We all would like to get a full eight-hours of sleep at night but sometimes that simply does not happen. Nevertheless, we still must go on with our day, even if we are tired. One act that we should try to avoid, however, is driving when we are too fatigued to focus on the task at hand or keep our eyes open. Doing so could cause a serious drowsy driving accident.
Statistics on drowsy driving
The National Highway Traffic Safety Administration reports that in 2019 alone nearly 700 people lost their lives in a drowsy driving crash. In 2017, there were 91,000 police-reported collisions in which drowsy driving was a factor. These collisions lead to approximately 50,000 people injured and almost 800 fatalities. However, experts agree that it is difficult to pinpoint all accidents in which drowsiness was a factor.
Tips for avoiding drowsy driving
The best way to avoid drowsy driving is to get enough sleep at night, but that is easier said than done. Still if you can get seven to eight hours of sleep at night, do so. Teenagers may need more than seven to eight hours of sleep a night to drive safely the next day. Pay attention to the medications you take before driving — some cause drowsiness. Driving after drinking alcohol should always be avoided. Even small amounts of alcohol can make you sleepy. If you are drowsy, try to find alternative forms of transportation go get where you need to go, such as an Uber or the bus. Knowing the signs of sleepiness such as weaving between lanes or driving over the rumble strip can also signal you to stop driving.

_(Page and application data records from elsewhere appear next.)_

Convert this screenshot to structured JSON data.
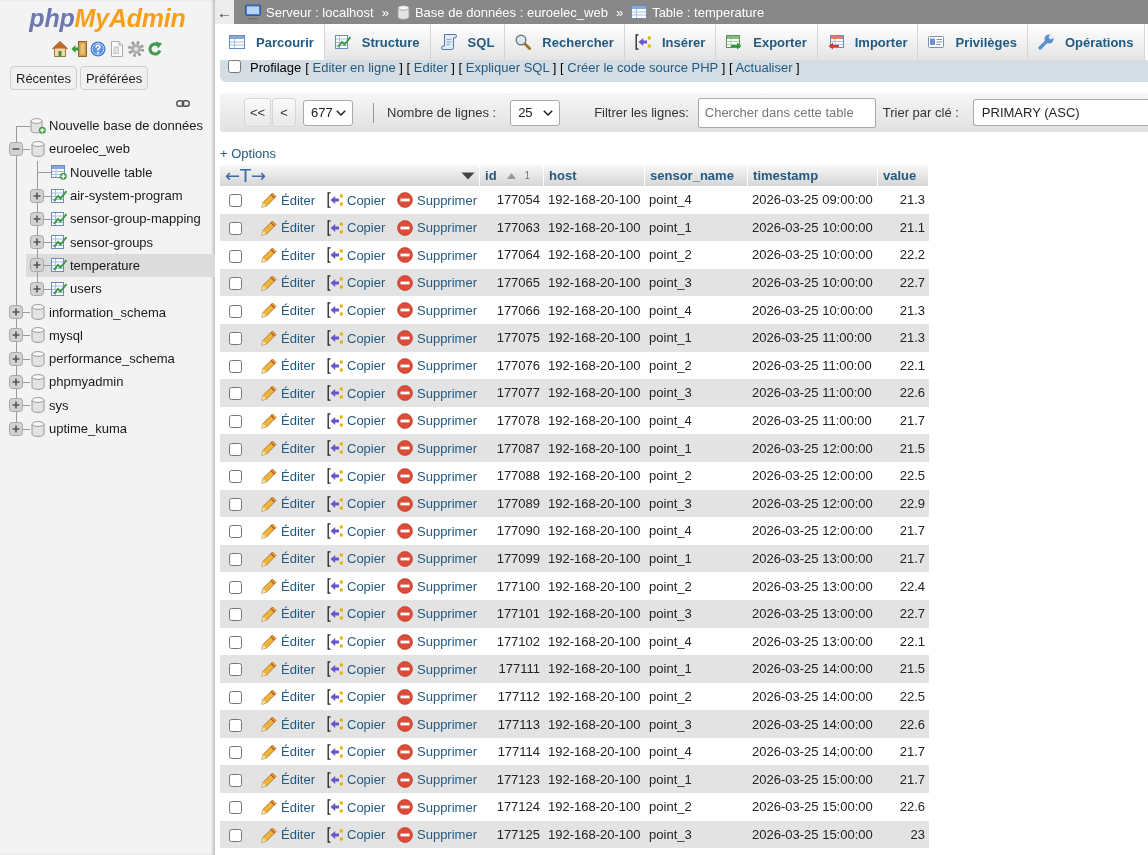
{
  "sidebar": {
    "logo": {
      "prefix": "php",
      "name": "MyAdmin"
    },
    "buttons": [
      "Récentes",
      "Préférées"
    ],
    "tree": [
      {
        "label": "Nouvelle base de données",
        "kind": "new_database",
        "selected": false
      },
      {
        "label": "euroelec_web",
        "kind": "database",
        "expanded": true,
        "selected": false,
        "children": [
          {
            "label": "Nouvelle table",
            "kind": "new_table",
            "selected": false
          },
          {
            "label": "air-system-program",
            "kind": "table",
            "expanded": false,
            "selected": false
          },
          {
            "label": "sensor-group-mapping",
            "kind": "table",
            "expanded": false,
            "selected": false
          },
          {
            "label": "sensor-groups",
            "kind": "table",
            "expanded": false,
            "selected": false
          },
          {
            "label": "temperature",
            "kind": "table",
            "expanded": false,
            "selected": true
          },
          {
            "label": "users",
            "kind": "table",
            "expanded": false,
            "selected": false
          }
        ]
      },
      {
        "label": "information_schema",
        "kind": "database",
        "expanded": false,
        "selected": false
      },
      {
        "label": "mysql",
        "kind": "database",
        "expanded": false,
        "selected": false
      },
      {
        "label": "performance_schema",
        "kind": "database",
        "expanded": false,
        "selected": false
      },
      {
        "label": "phpmyadmin",
        "kind": "database",
        "expanded": false,
        "selected": false
      },
      {
        "label": "sys",
        "kind": "database",
        "expanded": false,
        "selected": false
      },
      {
        "label": "uptime_kuma",
        "kind": "database",
        "expanded": false,
        "selected": false
      }
    ]
  },
  "breadcrumb": {
    "collapse_button": "←",
    "items": [
      {
        "kind": "server",
        "label": "Serveur : localhost"
      },
      {
        "kind": "separator",
        "label": "»"
      },
      {
        "kind": "database",
        "label": "Base de données : euroelec_web"
      },
      {
        "kind": "separator",
        "label": "»"
      },
      {
        "kind": "table",
        "label": "Table : temperature"
      }
    ]
  },
  "tabs": [
    {
      "kind": "browse",
      "label": "Parcourir",
      "selected": true
    },
    {
      "kind": "structure",
      "label": "Structure",
      "selected": false
    },
    {
      "kind": "sql",
      "label": "SQL",
      "selected": false
    },
    {
      "kind": "search",
      "label": "Rechercher",
      "selected": false
    },
    {
      "kind": "insert",
      "label": "Insérer",
      "selected": false
    },
    {
      "kind": "export",
      "label": "Exporter",
      "selected": false
    },
    {
      "kind": "import",
      "label": "Importer",
      "selected": false
    },
    {
      "kind": "privileges",
      "label": "Privilèges",
      "selected": false
    },
    {
      "kind": "operations",
      "label": "Opérations",
      "selected": false
    }
  ],
  "query_bar": {
    "profiling": {
      "label": "Profilage",
      "checked": false
    },
    "links": [
      {
        "open": "[",
        "label": "Editer en ligne",
        "close": "]"
      },
      {
        "open": "[",
        "label": "Editer",
        "close": "]"
      },
      {
        "open": "[",
        "label": "Expliquer SQL",
        "close": "]"
      },
      {
        "open": "[",
        "label": "Créer le code source PHP",
        "close": "]"
      },
      {
        "open": "[",
        "label": "Actualiser",
        "close": "]"
      }
    ]
  },
  "navigation": {
    "first_button": "<<",
    "previous_button": "<",
    "page": "677",
    "rows_label": "Nombre de lignes :",
    "rows": "25",
    "filter_label": "Filtrer les lignes:",
    "filter_placeholder": "Chercher dans cette table",
    "sort_label": "Trier par clé :",
    "sort": "PRIMARY (ASC)"
  },
  "results": {
    "options_link": "+ Options",
    "column_toggle": "←T→",
    "columns": [
      {
        "label": "id",
        "kind": "number",
        "sorted": true,
        "sort_order": "1"
      },
      {
        "label": "host",
        "kind": "text",
        "sorted": false
      },
      {
        "label": "sensor_name",
        "kind": "text",
        "sorted": false
      },
      {
        "label": "timestamp",
        "kind": "text",
        "sorted": false
      },
      {
        "label": "value",
        "kind": "number",
        "sorted": false
      }
    ],
    "rows": [
      {
        "selected": false,
        "actions": [
          {
            "kind": "edit",
            "label": "Éditer"
          },
          {
            "kind": "copy",
            "label": "Copier"
          },
          {
            "kind": "delete",
            "label": "Supprimer"
          }
        ],
        "cells": [
          "177054",
          "192-168-20-100",
          "point_4",
          "2026-03-25 09:00:00",
          "21.3"
        ]
      },
      {
        "selected": false,
        "actions": [
          {
            "kind": "edit",
            "label": "Éditer"
          },
          {
            "kind": "copy",
            "label": "Copier"
          },
          {
            "kind": "delete",
            "label": "Supprimer"
          }
        ],
        "cells": [
          "177063",
          "192-168-20-100",
          "point_1",
          "2026-03-25 10:00:00",
          "21.1"
        ]
      },
      {
        "selected": false,
        "actions": [
          {
            "kind": "edit",
            "label": "Éditer"
          },
          {
            "kind": "copy",
            "label": "Copier"
          },
          {
            "kind": "delete",
            "label": "Supprimer"
          }
        ],
        "cells": [
          "177064",
          "192-168-20-100",
          "point_2",
          "2026-03-25 10:00:00",
          "22.2"
        ]
      },
      {
        "selected": false,
        "actions": [
          {
            "kind": "edit",
            "label": "Éditer"
          },
          {
            "kind": "copy",
            "label": "Copier"
          },
          {
            "kind": "delete",
            "label": "Supprimer"
          }
        ],
        "cells": [
          "177065",
          "192-168-20-100",
          "point_3",
          "2026-03-25 10:00:00",
          "22.7"
        ]
      },
      {
        "selected": false,
        "actions": [
          {
            "kind": "edit",
            "label": "Éditer"
          },
          {
            "kind": "copy",
            "label": "Copier"
          },
          {
            "kind": "delete",
            "label": "Supprimer"
          }
        ],
        "cells": [
          "177066",
          "192-168-20-100",
          "point_4",
          "2026-03-25 10:00:00",
          "21.3"
        ]
      },
      {
        "selected": false,
        "actions": [
          {
            "kind": "edit",
            "label": "Éditer"
          },
          {
            "kind": "copy",
            "label": "Copier"
          },
          {
            "kind": "delete",
            "label": "Supprimer"
          }
        ],
        "cells": [
          "177075",
          "192-168-20-100",
          "point_1",
          "2026-03-25 11:00:00",
          "21.3"
        ]
      },
      {
        "selected": false,
        "actions": [
          {
            "kind": "edit",
            "label": "Éditer"
          },
          {
            "kind": "copy",
            "label": "Copier"
          },
          {
            "kind": "delete",
            "label": "Supprimer"
          }
        ],
        "cells": [
          "177076",
          "192-168-20-100",
          "point_2",
          "2026-03-25 11:00:00",
          "22.1"
        ]
      },
      {
        "selected": false,
        "actions": [
          {
            "kind": "edit",
            "label": "Éditer"
          },
          {
            "kind": "copy",
            "label": "Copier"
          },
          {
            "kind": "delete",
            "label": "Supprimer"
          }
        ],
        "cells": [
          "177077",
          "192-168-20-100",
          "point_3",
          "2026-03-25 11:00:00",
          "22.6"
        ]
      },
      {
        "selected": false,
        "actions": [
          {
            "kind": "edit",
            "label": "Éditer"
          },
          {
            "kind": "copy",
            "label": "Copier"
          },
          {
            "kind": "delete",
            "label": "Supprimer"
          }
        ],
        "cells": [
          "177078",
          "192-168-20-100",
          "point_4",
          "2026-03-25 11:00:00",
          "21.7"
        ]
      },
      {
        "selected": false,
        "actions": [
          {
            "kind": "edit",
            "label": "Éditer"
          },
          {
            "kind": "copy",
            "label": "Copier"
          },
          {
            "kind": "delete",
            "label": "Supprimer"
          }
        ],
        "cells": [
          "177087",
          "192-168-20-100",
          "point_1",
          "2026-03-25 12:00:00",
          "21.5"
        ]
      },
      {
        "selected": false,
        "actions": [
          {
            "kind": "edit",
            "label": "Éditer"
          },
          {
            "kind": "copy",
            "label": "Copier"
          },
          {
            "kind": "delete",
            "label": "Supprimer"
          }
        ],
        "cells": [
          "177088",
          "192-168-20-100",
          "point_2",
          "2026-03-25 12:00:00",
          "22.5"
        ]
      },
      {
        "selected": false,
        "actions": [
          {
            "kind": "edit",
            "label": "Éditer"
          },
          {
            "kind": "copy",
            "label": "Copier"
          },
          {
            "kind": "delete",
            "label": "Supprimer"
          }
        ],
        "cells": [
          "177089",
          "192-168-20-100",
          "point_3",
          "2026-03-25 12:00:00",
          "22.9"
        ]
      },
      {
        "selected": false,
        "actions": [
          {
            "kind": "edit",
            "label": "Éditer"
          },
          {
            "kind": "copy",
            "label": "Copier"
          },
          {
            "kind": "delete",
            "label": "Supprimer"
          }
        ],
        "cells": [
          "177090",
          "192-168-20-100",
          "point_4",
          "2026-03-25 12:00:00",
          "21.7"
        ]
      },
      {
        "selected": false,
        "actions": [
          {
            "kind": "edit",
            "label": "Éditer"
          },
          {
            "kind": "copy",
            "label": "Copier"
          },
          {
            "kind": "delete",
            "label": "Supprimer"
          }
        ],
        "cells": [
          "177099",
          "192-168-20-100",
          "point_1",
          "2026-03-25 13:00:00",
          "21.7"
        ]
      },
      {
        "selected": false,
        "actions": [
          {
            "kind": "edit",
            "label": "Éditer"
          },
          {
            "kind": "copy",
            "label": "Copier"
          },
          {
            "kind": "delete",
            "label": "Supprimer"
          }
        ],
        "cells": [
          "177100",
          "192-168-20-100",
          "point_2",
          "2026-03-25 13:00:00",
          "22.4"
        ]
      },
      {
        "selected": false,
        "actions": [
          {
            "kind": "edit",
            "label": "Éditer"
          },
          {
            "kind": "copy",
            "label": "Copier"
          },
          {
            "kind": "delete",
            "label": "Supprimer"
          }
        ],
        "cells": [
          "177101",
          "192-168-20-100",
          "point_3",
          "2026-03-25 13:00:00",
          "22.7"
        ]
      },
      {
        "selected": false,
        "actions": [
          {
            "kind": "edit",
            "label": "Éditer"
          },
          {
            "kind": "copy",
            "label": "Copier"
          },
          {
            "kind": "delete",
            "label": "Supprimer"
          }
        ],
        "cells": [
          "177102",
          "192-168-20-100",
          "point_4",
          "2026-03-25 13:00:00",
          "22.1"
        ]
      },
      {
        "selected": false,
        "actions": [
          {
            "kind": "edit",
            "label": "Éditer"
          },
          {
            "kind": "copy",
            "label": "Copier"
          },
          {
            "kind": "delete",
            "label": "Supprimer"
          }
        ],
        "cells": [
          "177111",
          "192-168-20-100",
          "point_1",
          "2026-03-25 14:00:00",
          "21.5"
        ]
      },
      {
        "selected": false,
        "actions": [
          {
            "kind": "edit",
            "label": "Éditer"
          },
          {
            "kind": "copy",
            "label": "Copier"
          },
          {
            "kind": "delete",
            "label": "Supprimer"
          }
        ],
        "cells": [
          "177112",
          "192-168-20-100",
          "point_2",
          "2026-03-25 14:00:00",
          "22.5"
        ]
      },
      {
        "selected": false,
        "actions": [
          {
            "kind": "edit",
            "label": "Éditer"
          },
          {
            "kind": "copy",
            "label": "Copier"
          },
          {
            "kind": "delete",
            "label": "Supprimer"
          }
        ],
        "cells": [
          "177113",
          "192-168-20-100",
          "point_3",
          "2026-03-25 14:00:00",
          "22.6"
        ]
      },
      {
        "selected": false,
        "actions": [
          {
            "kind": "edit",
            "label": "Éditer"
          },
          {
            "kind": "copy",
            "label": "Copier"
          },
          {
            "kind": "delete",
            "label": "Supprimer"
          }
        ],
        "cells": [
          "177114",
          "192-168-20-100",
          "point_4",
          "2026-03-25 14:00:00",
          "21.7"
        ]
      },
      {
        "selected": false,
        "actions": [
          {
            "kind": "edit",
            "label": "Éditer"
          },
          {
            "kind": "copy",
            "label": "Copier"
          },
          {
            "kind": "delete",
            "label": "Supprimer"
          }
        ],
        "cells": [
          "177123",
          "192-168-20-100",
          "point_1",
          "2026-03-25 15:00:00",
          "21.7"
        ]
      },
      {
        "selected": false,
        "actions": [
          {
            "kind": "edit",
            "label": "Éditer"
          },
          {
            "kind": "copy",
            "label": "Copier"
          },
          {
            "kind": "delete",
            "label": "Supprimer"
          }
        ],
        "cells": [
          "177124",
          "192-168-20-100",
          "point_2",
          "2026-03-25 15:00:00",
          "22.6"
        ]
      },
      {
        "selected": false,
        "actions": [
          {
            "kind": "edit",
            "label": "Éditer"
          },
          {
            "kind": "copy",
            "label": "Copier"
          },
          {
            "kind": "delete",
            "label": "Supprimer"
          }
        ],
        "cells": [
          "177125",
          "192-168-20-100",
          "point_3",
          "2026-03-25 15:00:00",
          "23"
        ]
      }
    ]
  }
}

Ultimately, we all have a duty to drive reasonably under the circumstances and this includes avoiding drowsy driving. If you are injured in a motor vehicle accident caused by a drowsy driver, you will want to make sure you understand all your legal rights and options so you can make informed decisions.